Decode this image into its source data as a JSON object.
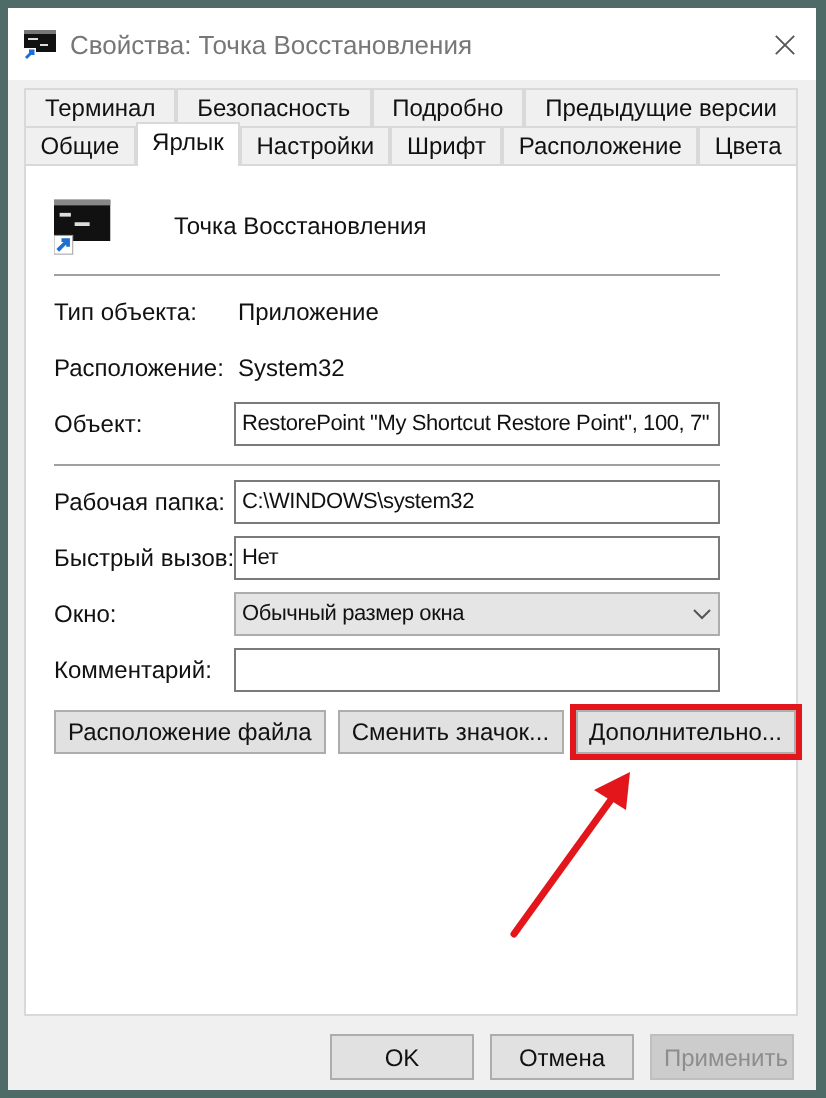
{
  "window": {
    "title": "Свойства: Точка Восстановления"
  },
  "tab_rows": [
    {
      "tabs": [
        {
          "label": "Терминал",
          "selected": false
        },
        {
          "label": "Безопасность",
          "selected": false
        },
        {
          "label": "Подробно",
          "selected": false
        },
        {
          "label": "Предыдущие версии",
          "selected": false
        }
      ]
    },
    {
      "tabs": [
        {
          "label": "Общие",
          "selected": false
        },
        {
          "label": "Ярлык",
          "selected": true
        },
        {
          "label": "Настройки",
          "selected": false
        },
        {
          "label": "Шрифт",
          "selected": false
        },
        {
          "label": "Расположение",
          "selected": false
        },
        {
          "label": "Цвета",
          "selected": false
        }
      ]
    }
  ],
  "shortcut": {
    "name": "Точка Восстановления"
  },
  "sections": [
    [
      {
        "kind": "info",
        "label": "Тип объекта:",
        "value": "Приложение"
      },
      {
        "kind": "info",
        "label": "Расположение:",
        "value": "System32"
      },
      {
        "kind": "field",
        "label": "Объект:",
        "value": "RestorePoint \"My Shortcut Restore Point\", 100, 7\""
      }
    ],
    [
      {
        "kind": "field",
        "label": "Рабочая папка:",
        "value": "C:\\WINDOWS\\system32"
      },
      {
        "kind": "field",
        "label": "Быстрый вызов:",
        "value": "Нет"
      },
      {
        "kind": "select",
        "label": "Окно:",
        "value": "Обычный размер окна"
      },
      {
        "kind": "field",
        "label": "Комментарий:"
      }
    ]
  ],
  "buttons": [
    {
      "label": "Расположение файла",
      "highlighted": false
    },
    {
      "label": "Сменить значок...",
      "highlighted": false
    },
    {
      "label": "Дополнительно...",
      "highlighted": true
    }
  ],
  "footer_buttons": [
    {
      "label": "OK",
      "disabled": false
    },
    {
      "label": "Отмена",
      "disabled": false
    },
    {
      "label": "Применить",
      "disabled": true
    }
  ]
}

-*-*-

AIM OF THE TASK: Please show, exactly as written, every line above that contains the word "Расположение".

WRITTEN ANSWER:
          "label": "Расположение",
        "label": "Расположение:",
      "label": "Расположение файла",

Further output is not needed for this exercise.